Look through the entries. Copy each line that has the word "skin".

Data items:
---+---
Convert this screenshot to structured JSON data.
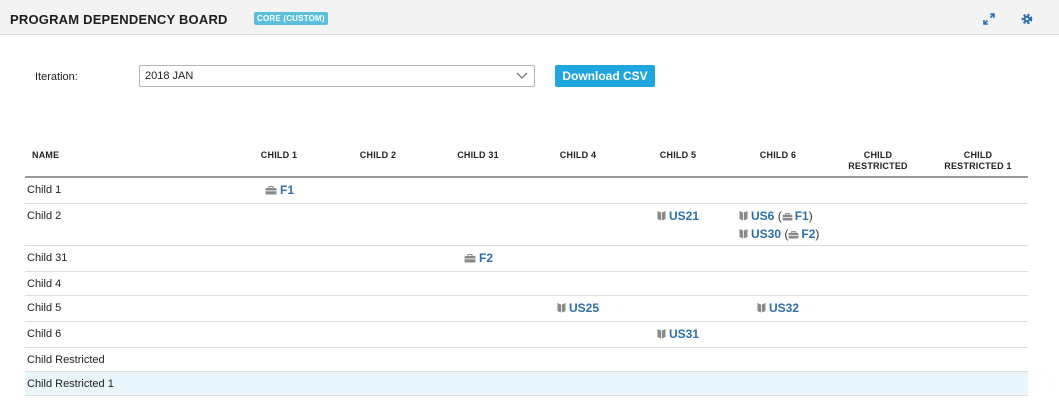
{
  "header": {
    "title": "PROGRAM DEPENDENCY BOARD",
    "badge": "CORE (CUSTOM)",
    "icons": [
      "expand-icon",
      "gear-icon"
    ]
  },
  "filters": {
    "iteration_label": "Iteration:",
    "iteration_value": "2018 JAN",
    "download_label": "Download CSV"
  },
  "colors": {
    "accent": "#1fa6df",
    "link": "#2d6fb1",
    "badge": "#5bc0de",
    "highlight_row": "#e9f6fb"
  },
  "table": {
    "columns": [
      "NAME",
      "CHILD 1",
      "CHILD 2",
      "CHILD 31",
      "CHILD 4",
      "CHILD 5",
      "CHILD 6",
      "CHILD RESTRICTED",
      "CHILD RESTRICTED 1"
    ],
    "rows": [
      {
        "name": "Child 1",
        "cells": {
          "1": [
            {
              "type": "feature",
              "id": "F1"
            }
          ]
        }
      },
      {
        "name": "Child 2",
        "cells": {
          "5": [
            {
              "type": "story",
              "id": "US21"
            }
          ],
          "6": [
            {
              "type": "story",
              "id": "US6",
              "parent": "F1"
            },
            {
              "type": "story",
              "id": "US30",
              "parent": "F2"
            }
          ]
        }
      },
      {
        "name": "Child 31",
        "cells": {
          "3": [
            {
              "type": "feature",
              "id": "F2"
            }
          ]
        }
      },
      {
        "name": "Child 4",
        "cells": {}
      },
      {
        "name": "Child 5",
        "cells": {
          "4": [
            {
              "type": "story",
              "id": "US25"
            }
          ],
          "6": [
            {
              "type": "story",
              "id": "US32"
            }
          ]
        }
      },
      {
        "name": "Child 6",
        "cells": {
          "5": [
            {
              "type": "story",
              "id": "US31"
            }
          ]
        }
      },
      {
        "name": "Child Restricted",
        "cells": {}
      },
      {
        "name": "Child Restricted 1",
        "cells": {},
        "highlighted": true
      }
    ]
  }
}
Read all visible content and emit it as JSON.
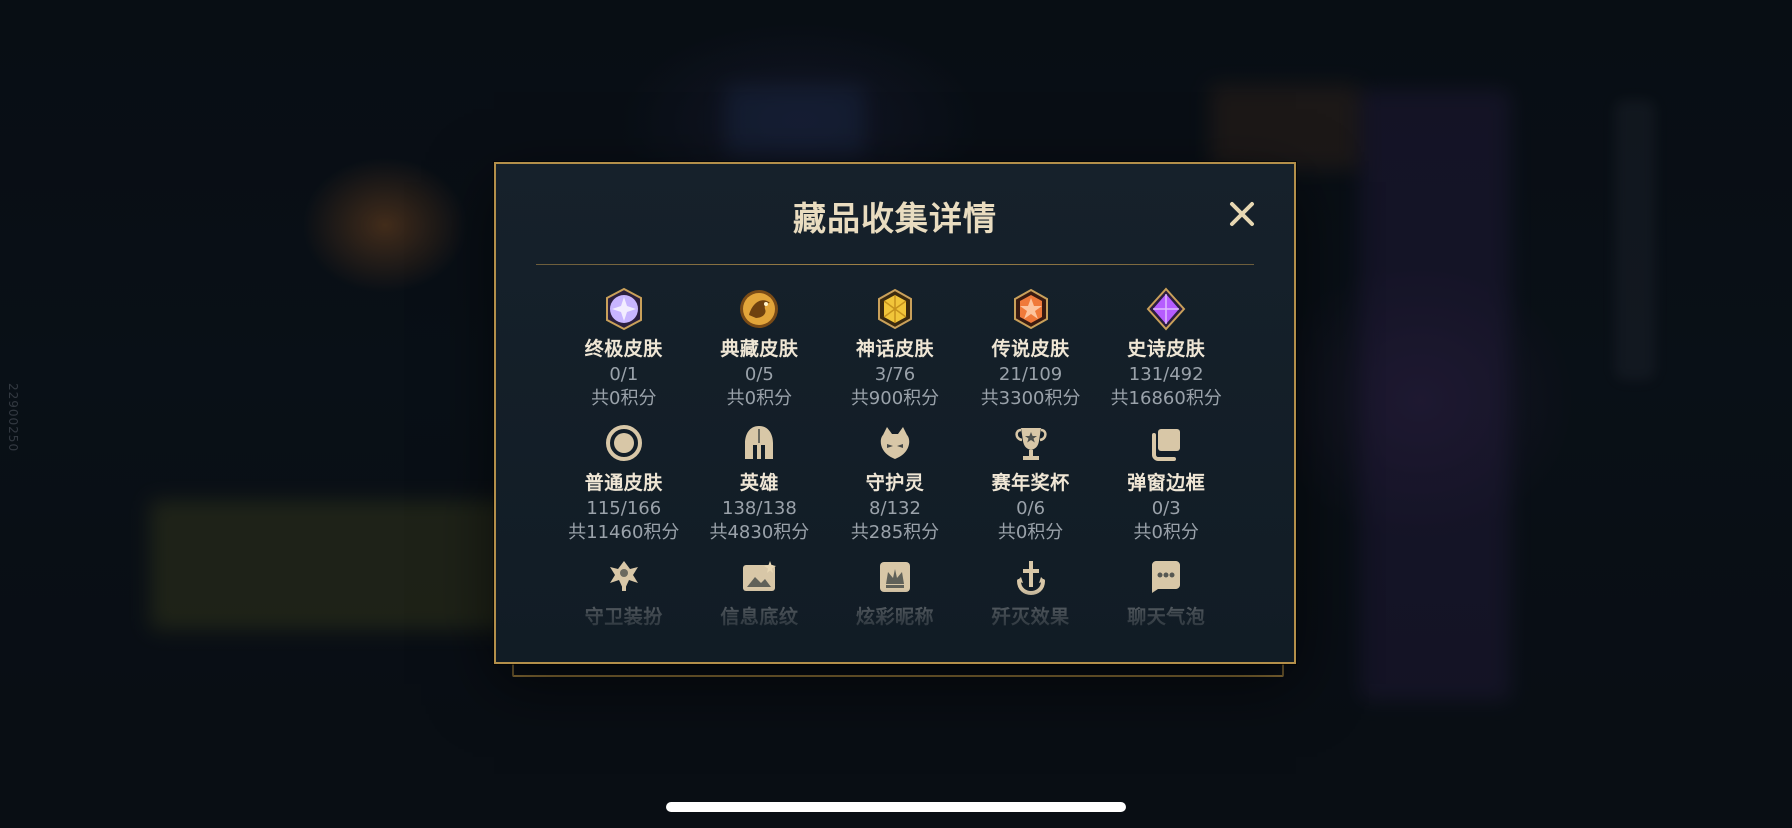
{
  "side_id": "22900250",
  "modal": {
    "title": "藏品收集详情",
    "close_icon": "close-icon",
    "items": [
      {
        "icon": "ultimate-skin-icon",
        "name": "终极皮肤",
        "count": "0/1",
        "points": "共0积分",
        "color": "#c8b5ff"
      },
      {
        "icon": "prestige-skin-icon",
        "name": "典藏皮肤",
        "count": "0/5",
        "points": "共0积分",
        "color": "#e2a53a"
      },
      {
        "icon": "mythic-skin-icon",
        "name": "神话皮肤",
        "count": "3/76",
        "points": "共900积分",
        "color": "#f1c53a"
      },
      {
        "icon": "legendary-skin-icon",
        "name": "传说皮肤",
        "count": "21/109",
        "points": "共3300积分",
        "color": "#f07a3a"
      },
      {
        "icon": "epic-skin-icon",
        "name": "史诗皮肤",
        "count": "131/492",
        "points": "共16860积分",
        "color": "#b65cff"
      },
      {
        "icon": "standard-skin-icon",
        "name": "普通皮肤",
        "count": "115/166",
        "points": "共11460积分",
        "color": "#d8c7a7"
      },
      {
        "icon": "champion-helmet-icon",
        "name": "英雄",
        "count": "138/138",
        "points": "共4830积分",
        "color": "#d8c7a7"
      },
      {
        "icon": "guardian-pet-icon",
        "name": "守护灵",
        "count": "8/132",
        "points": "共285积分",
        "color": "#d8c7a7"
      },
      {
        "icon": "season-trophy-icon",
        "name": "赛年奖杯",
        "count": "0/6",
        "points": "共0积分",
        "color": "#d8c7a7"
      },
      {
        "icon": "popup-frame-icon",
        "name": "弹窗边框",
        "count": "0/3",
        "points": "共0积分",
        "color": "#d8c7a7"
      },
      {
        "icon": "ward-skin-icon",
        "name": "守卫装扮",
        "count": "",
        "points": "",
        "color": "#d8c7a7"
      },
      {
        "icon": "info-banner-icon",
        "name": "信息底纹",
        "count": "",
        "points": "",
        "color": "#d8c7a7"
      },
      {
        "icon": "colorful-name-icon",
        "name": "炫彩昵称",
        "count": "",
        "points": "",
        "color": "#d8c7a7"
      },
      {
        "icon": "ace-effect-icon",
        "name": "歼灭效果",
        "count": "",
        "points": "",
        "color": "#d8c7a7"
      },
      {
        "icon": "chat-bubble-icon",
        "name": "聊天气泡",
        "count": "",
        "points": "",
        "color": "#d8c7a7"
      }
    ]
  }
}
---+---
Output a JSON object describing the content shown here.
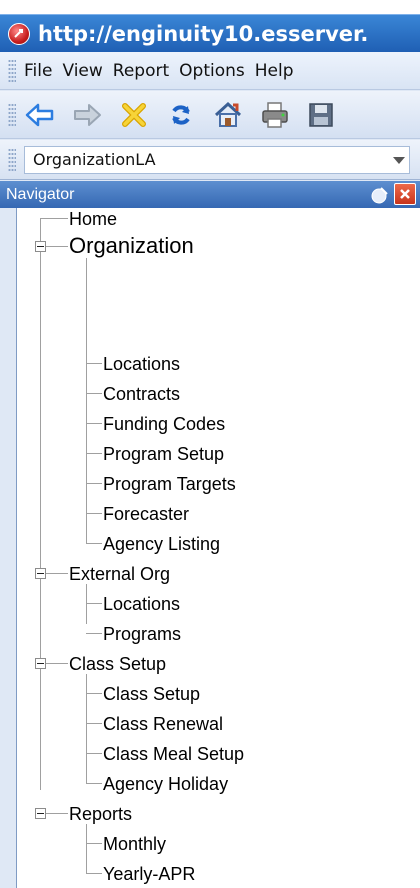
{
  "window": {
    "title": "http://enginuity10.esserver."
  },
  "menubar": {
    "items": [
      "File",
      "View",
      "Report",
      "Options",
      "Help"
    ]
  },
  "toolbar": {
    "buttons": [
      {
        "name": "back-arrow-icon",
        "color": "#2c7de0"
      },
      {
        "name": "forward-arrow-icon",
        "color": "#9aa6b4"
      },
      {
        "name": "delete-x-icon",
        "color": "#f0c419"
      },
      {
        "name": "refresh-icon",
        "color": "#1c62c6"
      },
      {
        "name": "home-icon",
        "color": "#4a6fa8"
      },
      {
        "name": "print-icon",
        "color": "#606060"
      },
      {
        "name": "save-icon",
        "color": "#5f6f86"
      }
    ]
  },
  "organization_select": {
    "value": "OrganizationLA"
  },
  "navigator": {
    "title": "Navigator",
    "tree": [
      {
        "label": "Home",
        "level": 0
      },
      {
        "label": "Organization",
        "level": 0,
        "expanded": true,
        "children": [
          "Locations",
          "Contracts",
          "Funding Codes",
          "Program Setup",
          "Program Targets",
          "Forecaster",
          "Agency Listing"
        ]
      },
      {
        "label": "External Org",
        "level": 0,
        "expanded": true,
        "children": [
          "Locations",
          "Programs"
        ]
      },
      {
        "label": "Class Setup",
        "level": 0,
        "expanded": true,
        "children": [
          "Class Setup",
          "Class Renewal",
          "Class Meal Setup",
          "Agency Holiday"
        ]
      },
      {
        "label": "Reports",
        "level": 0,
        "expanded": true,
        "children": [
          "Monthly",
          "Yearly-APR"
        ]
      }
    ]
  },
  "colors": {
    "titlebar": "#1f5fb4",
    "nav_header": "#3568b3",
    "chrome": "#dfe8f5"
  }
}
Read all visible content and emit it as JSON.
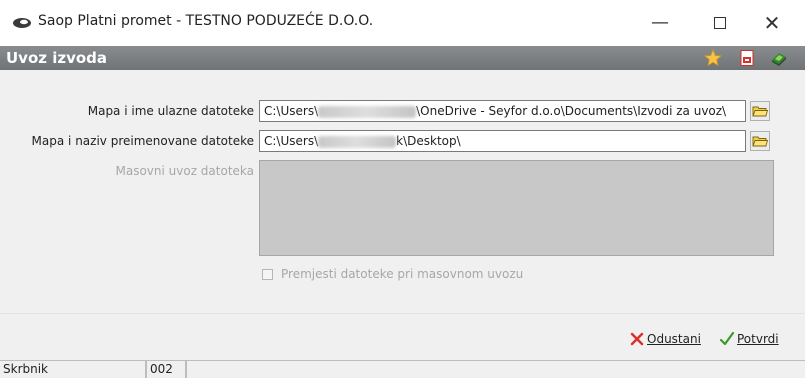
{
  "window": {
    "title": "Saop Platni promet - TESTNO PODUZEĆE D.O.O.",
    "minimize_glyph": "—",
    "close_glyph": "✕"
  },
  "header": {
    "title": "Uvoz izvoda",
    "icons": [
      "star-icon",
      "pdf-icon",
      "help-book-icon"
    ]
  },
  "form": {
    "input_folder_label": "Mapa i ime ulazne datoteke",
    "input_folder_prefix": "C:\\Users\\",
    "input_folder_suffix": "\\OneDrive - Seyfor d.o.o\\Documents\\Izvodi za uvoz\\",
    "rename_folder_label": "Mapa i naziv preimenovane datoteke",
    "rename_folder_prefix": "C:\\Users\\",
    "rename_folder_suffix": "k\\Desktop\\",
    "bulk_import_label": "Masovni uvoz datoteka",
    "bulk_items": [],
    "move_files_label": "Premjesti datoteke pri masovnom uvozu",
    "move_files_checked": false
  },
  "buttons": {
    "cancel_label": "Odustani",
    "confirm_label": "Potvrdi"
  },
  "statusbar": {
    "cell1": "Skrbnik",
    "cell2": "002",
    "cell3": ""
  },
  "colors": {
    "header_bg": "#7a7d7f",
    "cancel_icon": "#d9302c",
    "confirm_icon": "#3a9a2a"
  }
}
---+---
*Answer area:*
        "icon": "ultimate-skin-icon",
        "icon": "prestige-skin-icon",
        "icon": "mythic-skin-icon",
        "icon": "legendary-skin-icon",
        "icon": "epic-skin-icon",
        "icon": "standard-skin-icon",
        "icon": "ward-skin-icon",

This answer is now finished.